§ PROBLEM TO SOLVE: An exact, complete copy of the data that follows is needed.

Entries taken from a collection

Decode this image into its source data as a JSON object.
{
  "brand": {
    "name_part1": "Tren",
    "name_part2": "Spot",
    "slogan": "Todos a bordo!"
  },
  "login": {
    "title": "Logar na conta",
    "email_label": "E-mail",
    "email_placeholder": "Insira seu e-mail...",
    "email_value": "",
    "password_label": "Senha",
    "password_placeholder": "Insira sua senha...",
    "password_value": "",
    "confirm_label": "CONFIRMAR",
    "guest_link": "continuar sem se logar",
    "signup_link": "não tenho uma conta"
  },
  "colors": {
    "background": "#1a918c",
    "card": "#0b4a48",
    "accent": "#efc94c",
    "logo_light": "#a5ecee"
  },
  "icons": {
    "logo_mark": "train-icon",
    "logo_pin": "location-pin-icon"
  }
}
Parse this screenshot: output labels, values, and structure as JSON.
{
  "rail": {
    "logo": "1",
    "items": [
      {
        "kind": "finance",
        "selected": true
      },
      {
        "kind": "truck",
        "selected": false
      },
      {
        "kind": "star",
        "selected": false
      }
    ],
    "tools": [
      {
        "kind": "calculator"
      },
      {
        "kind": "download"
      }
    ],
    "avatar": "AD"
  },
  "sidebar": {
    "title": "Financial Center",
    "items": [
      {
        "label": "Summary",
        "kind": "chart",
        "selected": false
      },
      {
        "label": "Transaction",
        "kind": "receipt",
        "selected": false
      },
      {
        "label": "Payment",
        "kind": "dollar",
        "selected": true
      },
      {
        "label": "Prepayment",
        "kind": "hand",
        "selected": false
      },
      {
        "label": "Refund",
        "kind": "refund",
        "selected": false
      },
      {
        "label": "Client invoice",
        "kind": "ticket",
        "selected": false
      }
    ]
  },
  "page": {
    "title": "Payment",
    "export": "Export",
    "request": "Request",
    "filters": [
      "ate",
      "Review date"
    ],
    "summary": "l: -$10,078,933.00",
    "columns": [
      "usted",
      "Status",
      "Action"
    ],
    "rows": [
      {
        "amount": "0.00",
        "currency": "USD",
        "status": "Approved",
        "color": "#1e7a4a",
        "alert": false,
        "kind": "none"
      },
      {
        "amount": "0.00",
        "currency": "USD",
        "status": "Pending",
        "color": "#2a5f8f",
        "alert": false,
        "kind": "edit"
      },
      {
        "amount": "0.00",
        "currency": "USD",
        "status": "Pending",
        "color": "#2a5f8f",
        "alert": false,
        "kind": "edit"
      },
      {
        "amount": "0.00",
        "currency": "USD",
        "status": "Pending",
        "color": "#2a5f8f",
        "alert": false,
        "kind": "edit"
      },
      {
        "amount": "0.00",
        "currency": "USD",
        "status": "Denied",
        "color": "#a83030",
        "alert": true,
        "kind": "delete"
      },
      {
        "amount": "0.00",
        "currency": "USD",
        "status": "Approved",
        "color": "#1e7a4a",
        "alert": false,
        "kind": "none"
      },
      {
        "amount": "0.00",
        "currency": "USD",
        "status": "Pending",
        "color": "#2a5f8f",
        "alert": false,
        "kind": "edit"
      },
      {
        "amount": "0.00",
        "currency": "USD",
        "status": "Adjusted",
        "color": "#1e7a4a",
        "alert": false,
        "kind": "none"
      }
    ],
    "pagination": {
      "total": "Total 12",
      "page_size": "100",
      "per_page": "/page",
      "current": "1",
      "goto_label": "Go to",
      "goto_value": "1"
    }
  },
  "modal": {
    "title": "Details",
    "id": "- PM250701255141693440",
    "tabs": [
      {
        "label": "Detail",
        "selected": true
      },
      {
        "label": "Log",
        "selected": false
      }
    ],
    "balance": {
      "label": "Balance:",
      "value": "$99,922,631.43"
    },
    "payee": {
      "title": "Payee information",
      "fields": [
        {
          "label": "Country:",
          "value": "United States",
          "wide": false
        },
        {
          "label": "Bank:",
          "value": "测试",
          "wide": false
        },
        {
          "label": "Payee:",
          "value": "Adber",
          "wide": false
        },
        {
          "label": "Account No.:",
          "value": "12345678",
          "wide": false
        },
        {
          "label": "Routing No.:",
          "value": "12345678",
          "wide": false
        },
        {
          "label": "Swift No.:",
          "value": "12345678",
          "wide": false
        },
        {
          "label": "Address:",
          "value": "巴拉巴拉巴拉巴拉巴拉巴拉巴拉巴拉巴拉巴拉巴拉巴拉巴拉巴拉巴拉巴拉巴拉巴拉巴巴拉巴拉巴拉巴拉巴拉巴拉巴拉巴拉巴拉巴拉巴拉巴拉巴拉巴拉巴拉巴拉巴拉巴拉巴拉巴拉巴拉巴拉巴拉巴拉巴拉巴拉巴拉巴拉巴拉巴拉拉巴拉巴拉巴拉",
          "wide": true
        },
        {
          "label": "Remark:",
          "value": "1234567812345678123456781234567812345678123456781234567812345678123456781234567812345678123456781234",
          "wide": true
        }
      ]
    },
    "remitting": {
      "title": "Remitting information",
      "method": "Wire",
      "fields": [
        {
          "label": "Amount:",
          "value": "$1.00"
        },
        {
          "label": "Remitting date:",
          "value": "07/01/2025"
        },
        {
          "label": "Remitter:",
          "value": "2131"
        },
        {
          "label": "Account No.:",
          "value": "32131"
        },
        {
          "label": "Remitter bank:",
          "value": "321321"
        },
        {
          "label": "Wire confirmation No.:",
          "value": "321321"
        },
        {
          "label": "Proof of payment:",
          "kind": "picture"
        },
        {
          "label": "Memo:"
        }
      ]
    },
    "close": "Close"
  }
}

§ REPLY:
Decode this image into its source data as a JSON object.
{
  "brand": {
    "name_part1": "Tren",
    "name_part2": "Spot",
    "slogan": "Todos a bordo!"
  },
  "login": {
    "title": "Logar na conta",
    "email_label": "E-mail",
    "email_placeholder": "Insira seu e-mail...",
    "email_value": "",
    "password_label": "Senha",
    "password_placeholder": "Insira sua senha...",
    "password_value": "",
    "confirm_label": "CONFIRMAR",
    "guest_link": "continuar sem se logar",
    "signup_link": "não tenho uma conta"
  },
  "colors": {
    "background": "#1a918c",
    "card": "#0b4a48",
    "accent": "#efc94c",
    "logo_light": "#a5ecee"
  },
  "icons": {
    "logo_mark": "train-icon",
    "logo_pin": "location-pin-icon"
  }
}
Parse this screenshot: output labels, values, and structure as JSON.
{
  "rail": {
    "logo": "1",
    "items": [
      {
        "kind": "finance",
        "selected": true
      },
      {
        "kind": "truck",
        "selected": false
      },
      {
        "kind": "star",
        "selected": false
      }
    ],
    "tools": [
      {
        "kind": "calculator"
      },
      {
        "kind": "download"
      }
    ],
    "avatar": "AD"
  },
  "sidebar": {
    "title": "Financial Center",
    "items": [
      {
        "label": "Summary",
        "kind": "chart",
        "selected": false
      },
      {
        "label": "Transaction",
        "kind": "receipt",
        "selected": false
      },
      {
        "label": "Payment",
        "kind": "dollar",
        "selected": true
      },
      {
        "label": "Prepayment",
        "kind": "hand",
        "selected": false
      },
      {
        "label": "Refund",
        "kind": "refund",
        "selected": false
      },
      {
        "label": "Client invoice",
        "kind": "ticket",
        "selected": false
      }
    ]
  },
  "page": {
    "title": "Payment",
    "export": "Export",
    "request": "Request",
    "filters": [
      "ate",
      "Review date"
    ],
    "summary": "l: -$10,078,933.00",
    "columns": [
      "usted",
      "Status",
      "Action"
    ],
    "rows": [
      {
        "amount": "0.00",
        "currency": "USD",
        "status": "Approved",
        "color": "#1e7a4a",
        "alert": false,
        "kind": "none"
      },
      {
        "amount": "0.00",
        "currency": "USD",
        "status": "Pending",
        "color": "#2a5f8f",
        "alert": false,
        "kind": "edit"
      },
      {
        "amount": "0.00",
        "currency": "USD",
        "status": "Pending",
        "color": "#2a5f8f",
        "alert": false,
        "kind": "edit"
      },
      {
        "amount": "0.00",
        "currency": "USD",
        "status": "Pending",
        "color": "#2a5f8f",
        "alert": false,
        "kind": "edit"
      },
      {
        "amount": "0.00",
        "currency": "USD",
        "status": "Denied",
        "color": "#a83030",
        "alert": true,
        "kind": "delete"
      },
      {
        "amount": "0.00",
        "currency": "USD",
        "status": "Approved",
        "color": "#1e7a4a",
        "alert": false,
        "kind": "none"
      },
      {
        "amount": "0.00",
        "currency": "USD",
        "status": "Pending",
        "color": "#2a5f8f",
        "alert": false,
        "kind": "edit"
      },
      {
        "amount": "0.00",
        "currency": "USD",
        "status": "Adjusted",
        "color": "#1e7a4a",
        "alert": false,
        "kind": "none"
      }
    ],
    "pagination": {
      "total": "Total 12",
      "page_size": "100",
      "per_page": "/page",
      "current": "1",
      "goto_label": "Go to",
      "goto_value": "1"
    }
  },
  "modal": {
    "title": "Details",
    "id": "- PM250701255141693440",
    "tabs": [
      {
        "label": "Detail",
        "selected": true
      },
      {
        "label": "Log",
        "selected": false
      }
    ],
    "balance": {
      "label": "Balance:",
      "value": "$99,922,631.43"
    },
    "payee": {
      "title": "Payee information",
      "fields": [
        {
          "label": "Country:",
          "value": "United States",
          "wide": false
        },
        {
          "label": "Bank:",
          "value": "测试",
          "wide": false
        },
        {
          "label": "Payee:",
          "value": "Adber",
          "wide": false
        },
        {
          "label": "Account No.:",
          "value": "12345678",
          "wide": false
        },
        {
          "label": "Routing No.:",
          "value": "12345678",
          "wide": false
        },
        {
          "label": "Swift No.:",
          "value": "12345678",
          "wide": false
        },
        {
          "label": "Address:",
          "value": "巴拉巴拉巴拉巴拉巴拉巴拉巴拉巴拉巴拉巴拉巴拉巴拉巴拉巴拉巴拉巴拉巴拉巴拉巴巴拉巴拉巴拉巴拉巴拉巴拉巴拉巴拉巴拉巴拉巴拉巴拉巴拉巴拉巴拉巴拉巴拉巴拉巴拉巴拉巴拉巴拉巴拉巴拉巴拉巴拉巴拉巴拉巴拉巴拉拉巴拉巴拉巴拉",
          "wide": true
        },
        {
          "label": "Remark:",
          "value": "1234567812345678123456781234567812345678123456781234567812345678123456781234567812345678123456781234",
          "wide": true
        }
      ]
    },
    "remitting": {
      "title": "Remitting information",
      "method": "Wire",
      "fields": [
        {
          "label": "Amount:",
          "value": "$1.00"
        },
        {
          "label": "Remitting date:",
          "value": "07/01/2025"
        },
        {
          "label": "Remitter:",
          "value": "2131"
        },
        {
          "label": "Account No.:",
          "value": "32131"
        },
        {
          "label": "Remitter bank:",
          "value": "321321"
        },
        {
          "label": "Wire confirmation No.:",
          "value": "321321"
        },
        {
          "label": "Proof of payment:",
          "kind": "picture"
        },
        {
          "label": "Memo:"
        }
      ]
    },
    "close": "Close"
  }
}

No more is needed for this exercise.